* **YOUR INSTRUCTIONS**
In the entries below, find the lines that contain the word "Область" and copy them.

Items from an interface collection:
- Opening Delimiter -

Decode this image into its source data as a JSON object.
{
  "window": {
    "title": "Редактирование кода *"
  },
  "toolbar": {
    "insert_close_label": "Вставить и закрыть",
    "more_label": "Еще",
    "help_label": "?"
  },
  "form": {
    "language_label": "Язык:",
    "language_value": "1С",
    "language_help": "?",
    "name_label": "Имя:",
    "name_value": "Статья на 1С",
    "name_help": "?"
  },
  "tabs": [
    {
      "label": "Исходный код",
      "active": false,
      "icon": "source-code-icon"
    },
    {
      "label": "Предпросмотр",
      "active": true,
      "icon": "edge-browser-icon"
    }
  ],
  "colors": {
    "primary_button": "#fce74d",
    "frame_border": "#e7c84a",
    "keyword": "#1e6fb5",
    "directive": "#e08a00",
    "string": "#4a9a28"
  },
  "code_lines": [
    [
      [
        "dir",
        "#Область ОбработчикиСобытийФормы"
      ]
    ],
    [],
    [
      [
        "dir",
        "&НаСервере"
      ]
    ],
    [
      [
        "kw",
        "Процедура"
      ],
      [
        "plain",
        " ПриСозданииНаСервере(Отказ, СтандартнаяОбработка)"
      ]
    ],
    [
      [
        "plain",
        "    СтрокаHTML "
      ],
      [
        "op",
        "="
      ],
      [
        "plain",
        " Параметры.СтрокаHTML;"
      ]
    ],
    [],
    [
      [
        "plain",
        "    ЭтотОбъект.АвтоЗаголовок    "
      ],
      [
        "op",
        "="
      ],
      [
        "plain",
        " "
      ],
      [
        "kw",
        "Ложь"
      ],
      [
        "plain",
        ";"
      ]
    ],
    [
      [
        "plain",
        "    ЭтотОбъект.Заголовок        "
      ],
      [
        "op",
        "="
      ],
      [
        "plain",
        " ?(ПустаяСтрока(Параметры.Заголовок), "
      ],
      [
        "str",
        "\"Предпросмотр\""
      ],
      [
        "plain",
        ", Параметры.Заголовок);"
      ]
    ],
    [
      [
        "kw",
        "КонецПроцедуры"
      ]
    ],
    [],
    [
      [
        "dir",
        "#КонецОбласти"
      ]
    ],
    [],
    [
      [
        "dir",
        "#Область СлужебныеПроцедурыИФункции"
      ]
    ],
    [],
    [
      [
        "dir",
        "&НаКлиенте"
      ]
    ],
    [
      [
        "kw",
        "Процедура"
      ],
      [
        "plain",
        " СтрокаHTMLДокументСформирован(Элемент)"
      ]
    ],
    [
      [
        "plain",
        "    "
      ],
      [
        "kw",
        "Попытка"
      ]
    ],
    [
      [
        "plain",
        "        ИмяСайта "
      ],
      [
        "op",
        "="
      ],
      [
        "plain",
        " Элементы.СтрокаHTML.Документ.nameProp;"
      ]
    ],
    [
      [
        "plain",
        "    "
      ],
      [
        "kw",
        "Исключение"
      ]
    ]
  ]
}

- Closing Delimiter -

* **TASK RESULT**
        "#Область ОбработчикиСобытийФормы"
        "#Область СлужебныеПроцедурыИФункции"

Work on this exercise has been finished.